Longmont chamber supports two tax issues

LONGMONT – The Longmont Area Chamber of Commerce is supporting the marijuana tax and the public safety tax, both of which are on the 2017 ballot.

The marijuana tax is an additional sales tax at 3 percent on any retail sales of marijuana in the city of Longmont. Only customers purchasing marijuana pay the tax, according to a press release from the chamber. Half of the money will be used for city services to cover licensing and permitting of marijuana stores, and the other half of collected funds will be used for affordable-housing needs.

“Marijuana retail sales are new for Longmont; it’s important that expected and perhaps unexpected costs are covered,” the chamber said in a statement. “Our members in the marijuana retail sector support this tax. Collected funds will cover costs but also address affordable housing needs, something the chamber will be actively addressing with our economic partners,” said Michelle Brietzke, chairwoman of the chamber’s board of directors.

The public-safety tax will be used to increase Longmont’s police force as well as firefighters, dispatchers and support staff.

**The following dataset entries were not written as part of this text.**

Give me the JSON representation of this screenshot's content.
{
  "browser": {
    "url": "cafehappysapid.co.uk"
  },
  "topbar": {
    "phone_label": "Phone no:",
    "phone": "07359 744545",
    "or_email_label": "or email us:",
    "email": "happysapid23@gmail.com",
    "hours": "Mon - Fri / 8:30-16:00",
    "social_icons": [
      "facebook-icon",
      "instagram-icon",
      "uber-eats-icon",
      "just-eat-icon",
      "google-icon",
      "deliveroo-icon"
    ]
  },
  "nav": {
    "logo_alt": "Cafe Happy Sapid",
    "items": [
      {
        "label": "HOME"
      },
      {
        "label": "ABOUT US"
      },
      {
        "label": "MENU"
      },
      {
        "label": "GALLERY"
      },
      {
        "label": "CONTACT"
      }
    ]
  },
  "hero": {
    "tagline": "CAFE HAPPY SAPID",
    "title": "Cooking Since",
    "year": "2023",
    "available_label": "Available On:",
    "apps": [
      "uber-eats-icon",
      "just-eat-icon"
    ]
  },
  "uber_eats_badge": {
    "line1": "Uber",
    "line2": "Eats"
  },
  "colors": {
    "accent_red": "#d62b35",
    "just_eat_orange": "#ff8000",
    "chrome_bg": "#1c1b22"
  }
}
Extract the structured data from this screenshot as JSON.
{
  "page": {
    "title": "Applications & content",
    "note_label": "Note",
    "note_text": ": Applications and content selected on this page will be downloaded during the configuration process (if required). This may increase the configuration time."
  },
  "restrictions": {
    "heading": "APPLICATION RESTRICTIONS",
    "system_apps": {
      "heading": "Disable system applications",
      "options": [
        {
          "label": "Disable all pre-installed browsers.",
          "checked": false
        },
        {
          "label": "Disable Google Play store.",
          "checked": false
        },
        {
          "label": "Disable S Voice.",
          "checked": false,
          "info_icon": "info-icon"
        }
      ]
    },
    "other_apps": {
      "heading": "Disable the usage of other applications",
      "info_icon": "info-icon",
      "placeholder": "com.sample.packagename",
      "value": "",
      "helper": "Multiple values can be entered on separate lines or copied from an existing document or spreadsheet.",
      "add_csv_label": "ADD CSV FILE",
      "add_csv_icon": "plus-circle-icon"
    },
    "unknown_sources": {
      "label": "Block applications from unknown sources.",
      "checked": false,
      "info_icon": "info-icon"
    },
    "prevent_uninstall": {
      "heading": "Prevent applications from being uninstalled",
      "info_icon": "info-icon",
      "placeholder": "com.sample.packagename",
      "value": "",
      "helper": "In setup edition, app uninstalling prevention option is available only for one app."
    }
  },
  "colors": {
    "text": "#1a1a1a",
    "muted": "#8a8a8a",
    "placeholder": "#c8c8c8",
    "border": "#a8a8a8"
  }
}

In addition, increased funds will be used to purchase equipment and facilities to further enhance safety in Longmont, the chamber said in its statement of support.

LONGMONT – The Longmont Area Chamber of Commerce is supporting the marijuana tax and the public safety tax, both of which are on the 2017 ballot.

The marijuana tax is an additional sales tax at 3 percent on any retail sales of marijuana in the city of Longmont. Only customers purchasing marijuana pay the tax, according to a press release from the chamber. Half of the money will be used for city services to cover licensing and permitting of marijuana stores, and the other half of collected funds will be used for affordable-housing needs.

“Marijuana retail sales are new for Longmont; it’s important that expected and perhaps unexpected costs are covered,” the chamber said in a statement. “Our members in the marijuana retail sector support this tax. Collected funds will cover costs but also address affordable housing needs, something the chamber will be actively addressing with our economic partners,” said Michelle Brietzke, chairwoman of the chamber’s board of directors.

The public-safety tax will be used to increase Longmont’s police force as well as firefighters, dispatchers and support staff. In addition, increased funds will be used to purchase equipment and facilities to further enhance safety in Longmont, the chamber said in its statement of support.